### [Your task]
State the number of lines with "Depth" in the listing, leaving out everything else.

### [Information provided]
━━━━━━━━━━

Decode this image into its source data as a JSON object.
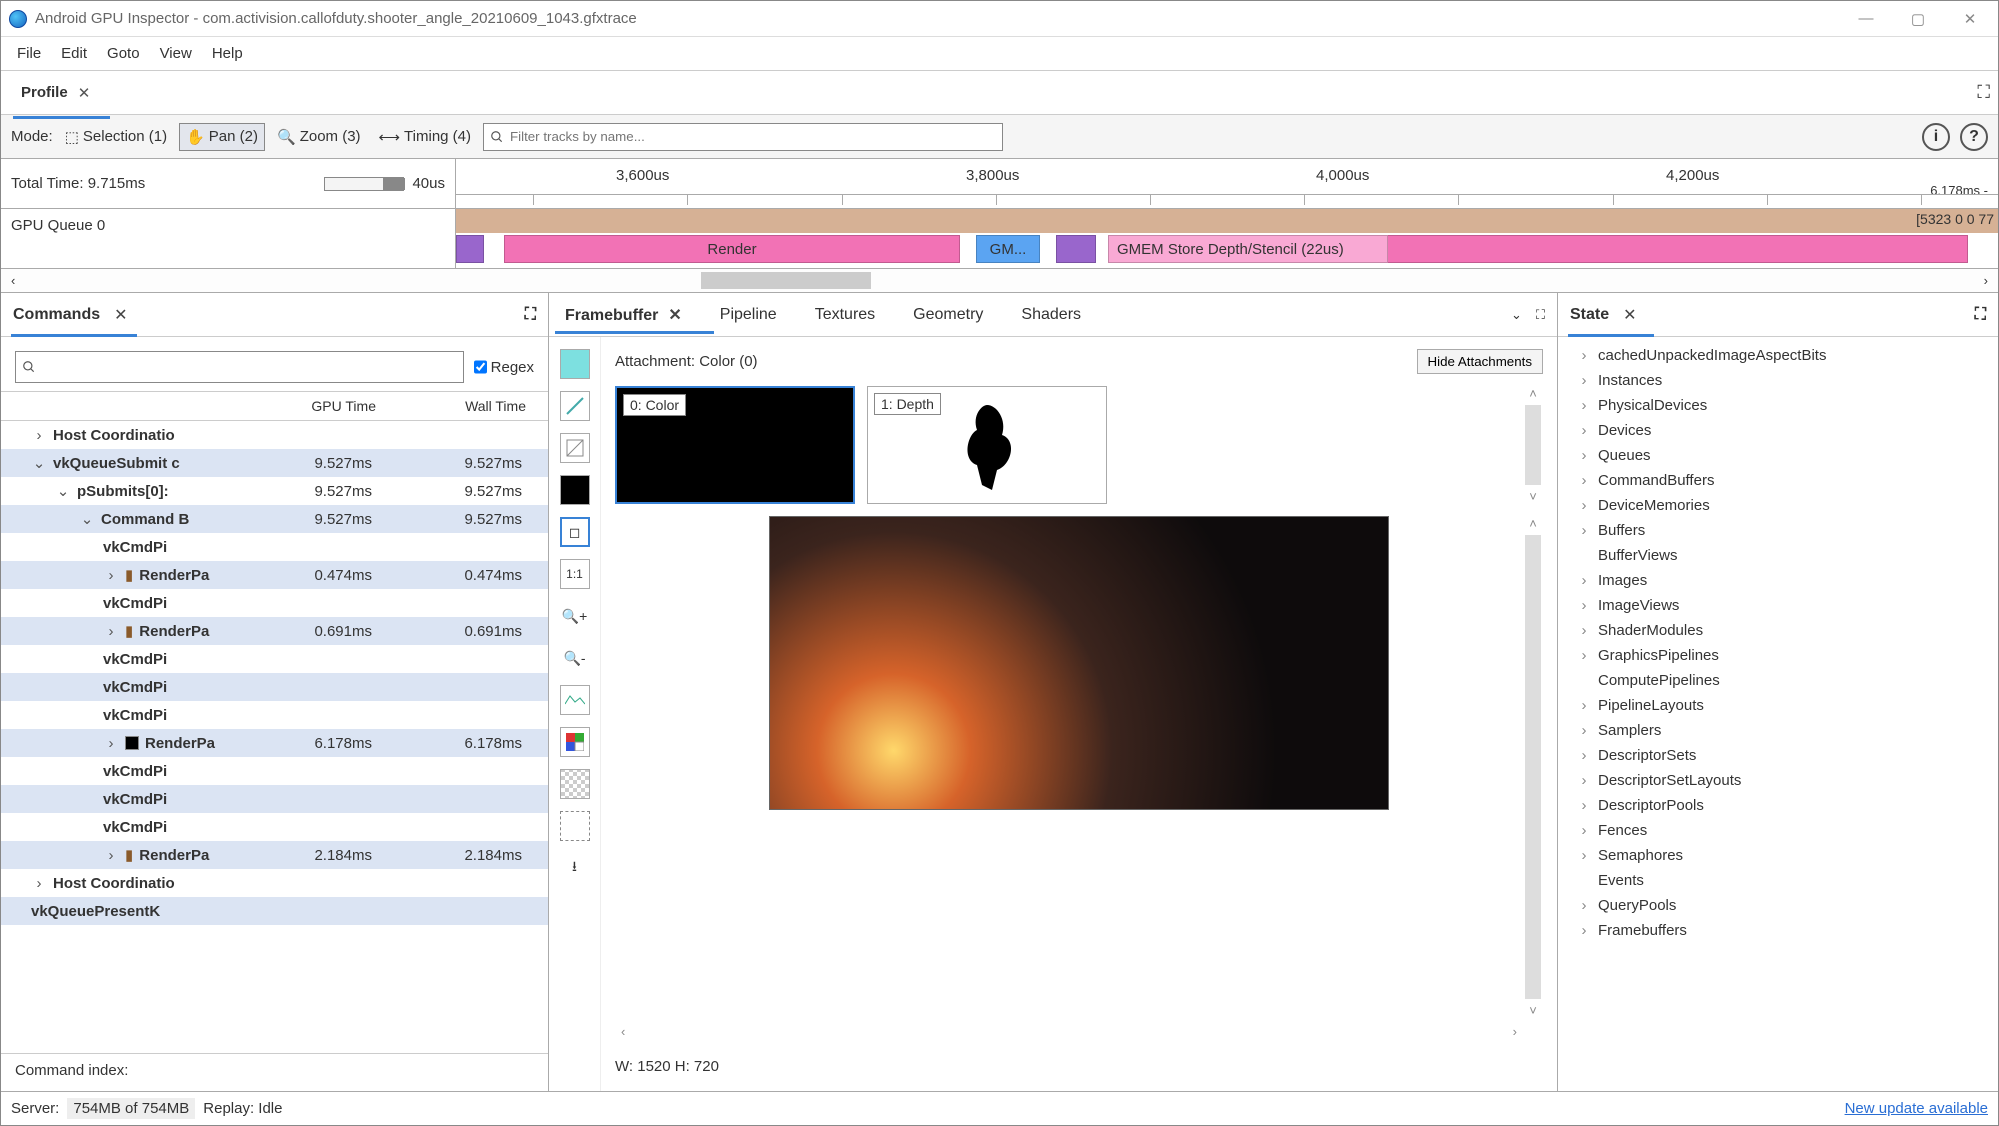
{
  "window": {
    "title": "Android GPU Inspector - com.activision.callofduty.shooter_angle_20210609_1043.gfxtrace"
  },
  "menu": [
    "File",
    "Edit",
    "Goto",
    "View",
    "Help"
  ],
  "main_tab": {
    "label": "Profile"
  },
  "toolbar": {
    "mode_label": "Mode:",
    "selection": "Selection (1)",
    "pan": "Pan (2)",
    "zoom": "Zoom (3)",
    "timing": "Timing (4)",
    "filter_placeholder": "Filter tracks by name..."
  },
  "timeline": {
    "total_time": "Total Time: 9.715ms",
    "left_label": "40us",
    "ticks": [
      "3,600us",
      "3,800us",
      "4,000us",
      "4,200us"
    ],
    "end_label": "6.178ms -"
  },
  "tracks": {
    "label": "GPU Queue 0",
    "right_text": "[5323 0 0 77",
    "blocks": {
      "render": "Render",
      "gm": "GM...",
      "store": "GMEM Store Depth/Stencil (22us)"
    }
  },
  "commands_panel": {
    "title": "Commands",
    "regex": "Regex",
    "columns": [
      "GPU Time",
      "Wall Time"
    ],
    "rows": [
      {
        "indent": 30,
        "chev": "›",
        "bold": true,
        "label": "Host Coordinatio",
        "gpu": "",
        "wall": "",
        "sel": false
      },
      {
        "indent": 30,
        "chev": "⌄",
        "bold": true,
        "label": "vkQueueSubmit c",
        "gpu": "9.527ms",
        "wall": "9.527ms",
        "sel": true
      },
      {
        "indent": 54,
        "chev": "⌄",
        "bold": true,
        "label": "pSubmits[0]:",
        "gpu": "9.527ms",
        "wall": "9.527ms",
        "sel": false
      },
      {
        "indent": 78,
        "chev": "⌄",
        "bold": true,
        "label": "Command B",
        "gpu": "9.527ms",
        "wall": "9.527ms",
        "sel": true
      },
      {
        "indent": 102,
        "chev": "",
        "bold": true,
        "label": "vkCmdPi",
        "gpu": "",
        "wall": "",
        "sel": false
      },
      {
        "indent": 102,
        "chev": "›",
        "icon": "rp",
        "bold": true,
        "label": "RenderPa",
        "gpu": "0.474ms",
        "wall": "0.474ms",
        "sel": true
      },
      {
        "indent": 102,
        "chev": "",
        "bold": true,
        "label": "vkCmdPi",
        "gpu": "",
        "wall": "",
        "sel": false
      },
      {
        "indent": 102,
        "chev": "›",
        "icon": "rp",
        "bold": true,
        "label": "RenderPa",
        "gpu": "0.691ms",
        "wall": "0.691ms",
        "sel": true
      },
      {
        "indent": 102,
        "chev": "",
        "bold": true,
        "label": "vkCmdPi",
        "gpu": "",
        "wall": "",
        "sel": false
      },
      {
        "indent": 102,
        "chev": "",
        "bold": true,
        "label": "vkCmdPi",
        "gpu": "",
        "wall": "",
        "sel": true
      },
      {
        "indent": 102,
        "chev": "",
        "bold": true,
        "label": "vkCmdPi",
        "gpu": "",
        "wall": "",
        "sel": false
      },
      {
        "indent": 102,
        "chev": "›",
        "swatch": "#000",
        "bold": true,
        "label": "RenderPa",
        "gpu": "6.178ms",
        "wall": "6.178ms",
        "sel": true
      },
      {
        "indent": 102,
        "chev": "",
        "bold": true,
        "label": "vkCmdPi",
        "gpu": "",
        "wall": "",
        "sel": false
      },
      {
        "indent": 102,
        "chev": "",
        "bold": true,
        "label": "vkCmdPi",
        "gpu": "",
        "wall": "",
        "sel": true
      },
      {
        "indent": 102,
        "chev": "",
        "bold": true,
        "label": "vkCmdPi",
        "gpu": "",
        "wall": "",
        "sel": false
      },
      {
        "indent": 102,
        "chev": "›",
        "icon": "rp",
        "bold": true,
        "label": "RenderPa",
        "gpu": "2.184ms",
        "wall": "2.184ms",
        "sel": true
      },
      {
        "indent": 30,
        "chev": "›",
        "bold": true,
        "label": "Host Coordinatio",
        "gpu": "",
        "wall": "",
        "sel": false
      },
      {
        "indent": 30,
        "chev": "",
        "bold": true,
        "label": "vkQueuePresentK",
        "gpu": "",
        "wall": "",
        "sel": true
      }
    ],
    "footer": "Command index:"
  },
  "center": {
    "tabs": [
      "Framebuffer",
      "Pipeline",
      "Textures",
      "Geometry",
      "Shaders"
    ],
    "attachment": "Attachment: Color (0)",
    "hide_btn": "Hide Attachments",
    "thumb0": "0: Color",
    "thumb1": "1: Depth",
    "dims": "W: 1520 H: 720"
  },
  "state": {
    "title": "State",
    "items": [
      {
        "label": "cachedUnpackedImageAspectBits",
        "chev": true
      },
      {
        "label": "Instances",
        "chev": true
      },
      {
        "label": "PhysicalDevices",
        "chev": true
      },
      {
        "label": "Devices",
        "chev": true
      },
      {
        "label": "Queues",
        "chev": true
      },
      {
        "label": "CommandBuffers",
        "chev": true
      },
      {
        "label": "DeviceMemories",
        "chev": true
      },
      {
        "label": "Buffers",
        "chev": true
      },
      {
        "label": "BufferViews",
        "chev": false
      },
      {
        "label": "Images",
        "chev": true
      },
      {
        "label": "ImageViews",
        "chev": true
      },
      {
        "label": "ShaderModules",
        "chev": true
      },
      {
        "label": "GraphicsPipelines",
        "chev": true
      },
      {
        "label": "ComputePipelines",
        "chev": false
      },
      {
        "label": "PipelineLayouts",
        "chev": true
      },
      {
        "label": "Samplers",
        "chev": true
      },
      {
        "label": "DescriptorSets",
        "chev": true
      },
      {
        "label": "DescriptorSetLayouts",
        "chev": true
      },
      {
        "label": "DescriptorPools",
        "chev": true
      },
      {
        "label": "Fences",
        "chev": true
      },
      {
        "label": "Semaphores",
        "chev": true
      },
      {
        "label": "Events",
        "chev": false
      },
      {
        "label": "QueryPools",
        "chev": true
      },
      {
        "label": "Framebuffers",
        "chev": true
      }
    ]
  },
  "status": {
    "server_label": "Server:",
    "server_value": "754MB of 754MB",
    "replay": "Replay: Idle",
    "update": "New update available"
  }
}
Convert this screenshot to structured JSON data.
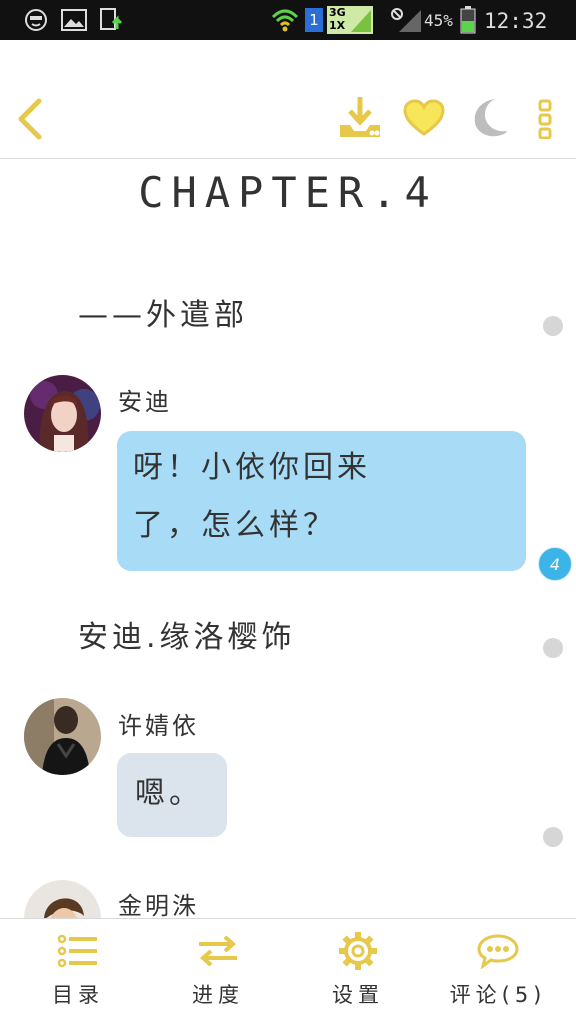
{
  "status_bar": {
    "network_badge_1": "1",
    "network_badge_3g": "3G",
    "network_badge_1x": "1X",
    "battery_percent": "45%",
    "time": "12:32"
  },
  "toolbar": {
    "icons": [
      "back-icon",
      "download-icon",
      "heart-icon",
      "night-mode-icon",
      "more-icon"
    ],
    "accent_color": "#e6c84a"
  },
  "chapter": {
    "title": "CHAPTER.4"
  },
  "story": {
    "narration_1": "——外遣部",
    "msg1": {
      "speaker": "安迪",
      "line1": "呀！小依你回来",
      "line2": "了，怎么样？",
      "comment_count": "4"
    },
    "narration_2": "安迪.缘洛樱饰",
    "msg2": {
      "speaker": "许婧依",
      "text": "嗯。"
    },
    "msg3": {
      "speaker": "金明洙"
    }
  },
  "bottom_nav": {
    "items": [
      {
        "label": "目录",
        "icon": "list-icon"
      },
      {
        "label": "进度",
        "icon": "progress-arrows-icon"
      },
      {
        "label": "设置",
        "icon": "gear-icon"
      },
      {
        "label": "评论(5)",
        "icon": "comment-icon"
      }
    ]
  }
}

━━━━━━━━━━

### [Your response]
2